_TASK DIRECTIONS_
Although the listing contains pictures, reproduce only its text, exactly as written.

##### SUPPLIED MATERIAL #####

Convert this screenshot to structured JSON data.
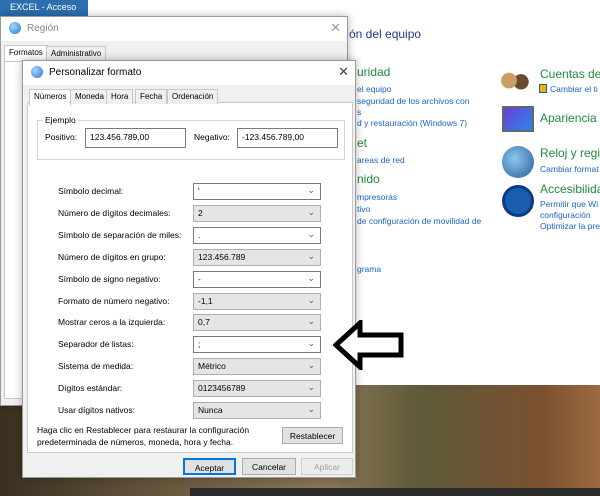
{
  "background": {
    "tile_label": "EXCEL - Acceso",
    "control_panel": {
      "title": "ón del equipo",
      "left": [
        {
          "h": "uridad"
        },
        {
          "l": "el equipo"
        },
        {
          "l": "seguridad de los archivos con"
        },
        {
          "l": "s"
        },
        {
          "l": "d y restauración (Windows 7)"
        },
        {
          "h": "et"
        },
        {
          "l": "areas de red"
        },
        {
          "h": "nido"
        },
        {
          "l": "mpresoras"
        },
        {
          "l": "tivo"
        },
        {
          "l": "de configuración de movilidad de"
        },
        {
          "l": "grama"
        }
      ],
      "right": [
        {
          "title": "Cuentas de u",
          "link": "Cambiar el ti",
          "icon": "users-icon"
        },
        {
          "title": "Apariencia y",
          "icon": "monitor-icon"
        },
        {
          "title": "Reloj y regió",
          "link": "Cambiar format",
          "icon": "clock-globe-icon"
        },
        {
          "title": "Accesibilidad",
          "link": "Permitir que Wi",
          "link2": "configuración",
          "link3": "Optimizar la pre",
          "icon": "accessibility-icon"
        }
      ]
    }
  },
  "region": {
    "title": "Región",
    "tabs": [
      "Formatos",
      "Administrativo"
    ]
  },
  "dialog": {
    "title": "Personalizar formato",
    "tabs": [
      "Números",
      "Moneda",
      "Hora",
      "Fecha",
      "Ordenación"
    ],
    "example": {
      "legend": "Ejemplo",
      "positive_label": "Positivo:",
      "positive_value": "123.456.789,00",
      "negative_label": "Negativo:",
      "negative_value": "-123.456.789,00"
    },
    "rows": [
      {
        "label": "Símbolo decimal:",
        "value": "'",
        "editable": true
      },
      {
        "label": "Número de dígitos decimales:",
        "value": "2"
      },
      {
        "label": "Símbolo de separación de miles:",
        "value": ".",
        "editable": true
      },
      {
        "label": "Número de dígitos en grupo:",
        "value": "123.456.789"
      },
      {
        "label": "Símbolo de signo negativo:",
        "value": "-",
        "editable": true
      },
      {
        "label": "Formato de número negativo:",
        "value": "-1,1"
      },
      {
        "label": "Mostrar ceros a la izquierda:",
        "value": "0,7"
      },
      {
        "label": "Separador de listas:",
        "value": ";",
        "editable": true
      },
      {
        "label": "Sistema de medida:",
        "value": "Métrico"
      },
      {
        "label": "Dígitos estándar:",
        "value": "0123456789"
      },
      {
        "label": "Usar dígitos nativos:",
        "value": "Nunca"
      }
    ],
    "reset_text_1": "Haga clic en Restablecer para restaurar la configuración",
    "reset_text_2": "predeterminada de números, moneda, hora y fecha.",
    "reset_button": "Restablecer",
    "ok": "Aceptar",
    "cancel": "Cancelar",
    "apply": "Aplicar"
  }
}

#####

_REPLY TO THE EXERCISE_
Convert this screenshot to structured JSON data.
{
  "background": {
    "tile_label": "EXCEL - Acceso",
    "control_panel": {
      "title": "ón del equipo",
      "left": [
        {
          "h": "uridad"
        },
        {
          "l": "el equipo"
        },
        {
          "l": "seguridad de los archivos con"
        },
        {
          "l": "s"
        },
        {
          "l": "d y restauración (Windows 7)"
        },
        {
          "h": "et"
        },
        {
          "l": "areas de red"
        },
        {
          "h": "nido"
        },
        {
          "l": "mpresoras"
        },
        {
          "l": "tivo"
        },
        {
          "l": "de configuración de movilidad de"
        },
        {
          "l": "grama"
        }
      ],
      "right": [
        {
          "title": "Cuentas de u",
          "link": "Cambiar el ti",
          "icon": "users-icon"
        },
        {
          "title": "Apariencia y",
          "icon": "monitor-icon"
        },
        {
          "title": "Reloj y regió",
          "link": "Cambiar format",
          "icon": "clock-globe-icon"
        },
        {
          "title": "Accesibilidad",
          "link": "Permitir que Wi",
          "link2": "configuración",
          "link3": "Optimizar la pre",
          "icon": "accessibility-icon"
        }
      ]
    }
  },
  "region": {
    "title": "Región",
    "tabs": [
      "Formatos",
      "Administrativo"
    ]
  },
  "dialog": {
    "title": "Personalizar formato",
    "tabs": [
      "Números",
      "Moneda",
      "Hora",
      "Fecha",
      "Ordenación"
    ],
    "example": {
      "legend": "Ejemplo",
      "positive_label": "Positivo:",
      "positive_value": "123.456.789,00",
      "negative_label": "Negativo:",
      "negative_value": "-123.456.789,00"
    },
    "rows": [
      {
        "label": "Símbolo decimal:",
        "value": "'",
        "editable": true
      },
      {
        "label": "Número de dígitos decimales:",
        "value": "2"
      },
      {
        "label": "Símbolo de separación de miles:",
        "value": ".",
        "editable": true
      },
      {
        "label": "Número de dígitos en grupo:",
        "value": "123.456.789"
      },
      {
        "label": "Símbolo de signo negativo:",
        "value": "-",
        "editable": true
      },
      {
        "label": "Formato de número negativo:",
        "value": "-1,1"
      },
      {
        "label": "Mostrar ceros a la izquierda:",
        "value": "0,7"
      },
      {
        "label": "Separador de listas:",
        "value": ";",
        "editable": true
      },
      {
        "label": "Sistema de medida:",
        "value": "Métrico"
      },
      {
        "label": "Dígitos estándar:",
        "value": "0123456789"
      },
      {
        "label": "Usar dígitos nativos:",
        "value": "Nunca"
      }
    ],
    "reset_text_1": "Haga clic en Restablecer para restaurar la configuración",
    "reset_text_2": "predeterminada de números, moneda, hora y fecha.",
    "reset_button": "Restablecer",
    "ok": "Aceptar",
    "cancel": "Cancelar",
    "apply": "Aplicar"
  }
}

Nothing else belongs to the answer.